It looks like RIM is getting a head start on those ESRB ratings coming to apps. BlackBerry App World will soon have a system in place so devs can mark their creations as appropriate for general, teen, mature, or adult audiences. By default, apps will get a G rating, while a variety that fit a certain keyword and category criteria will automatically get a Teen rating. Antsy parents can set visibility and access in App World on their kids’ phone based on these ratings, too. Developers can figure out what to rate their app with a tool which surveys use of violence, sexual content, language, alcohol, tobacco, drugs, and gambling, as well as minimum age requirements, and access to user-generated content.

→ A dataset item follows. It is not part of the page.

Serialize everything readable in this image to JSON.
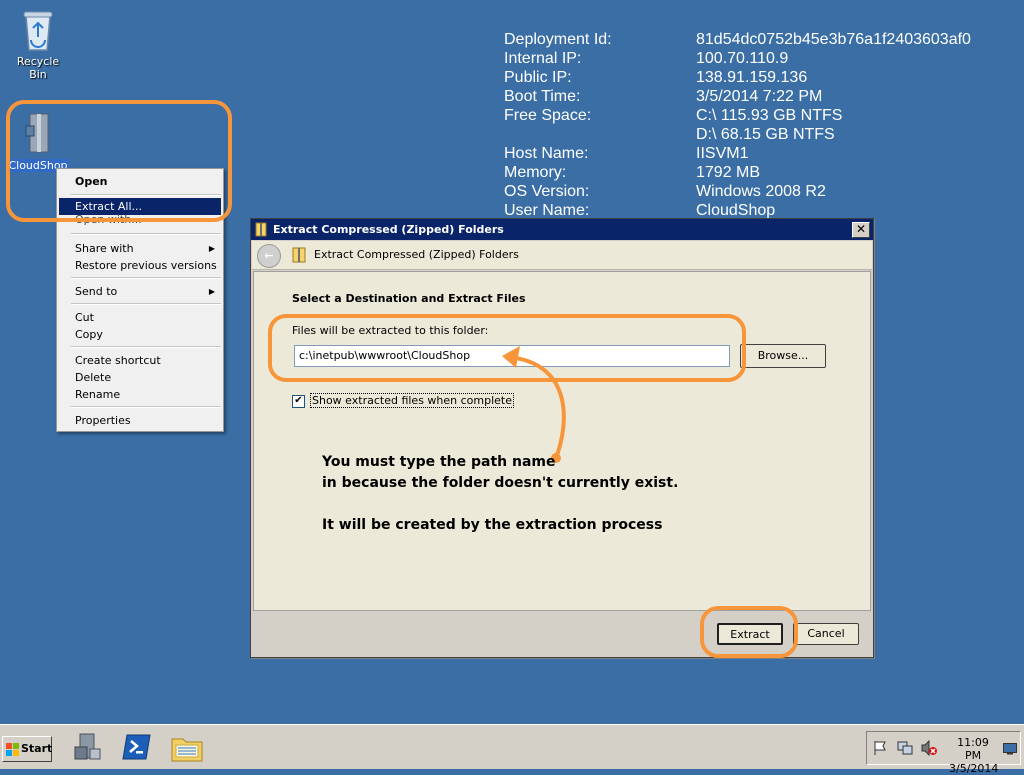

Steve Jobs was always of the opinion that porn had no place in the iOS App Store, but maybe with a full-spectrum rating system and some age verification system (like IDology, or something similar), maybe RIM could provide a haven for such a huge and booming app business. After all, BlackBerry is all about authentication and security – shouldn’t it be able to ensure if someone is 18 or not? Another challenge is geography. What constitutes “adult” or “mature” content will vary wildly by country, and RIM has a lot of business around the world.
Whatever RIM decides to do with age ratings in the long haul, the BlackBerry App World 3.1 update will roll out on December 15th., with server updates starting today.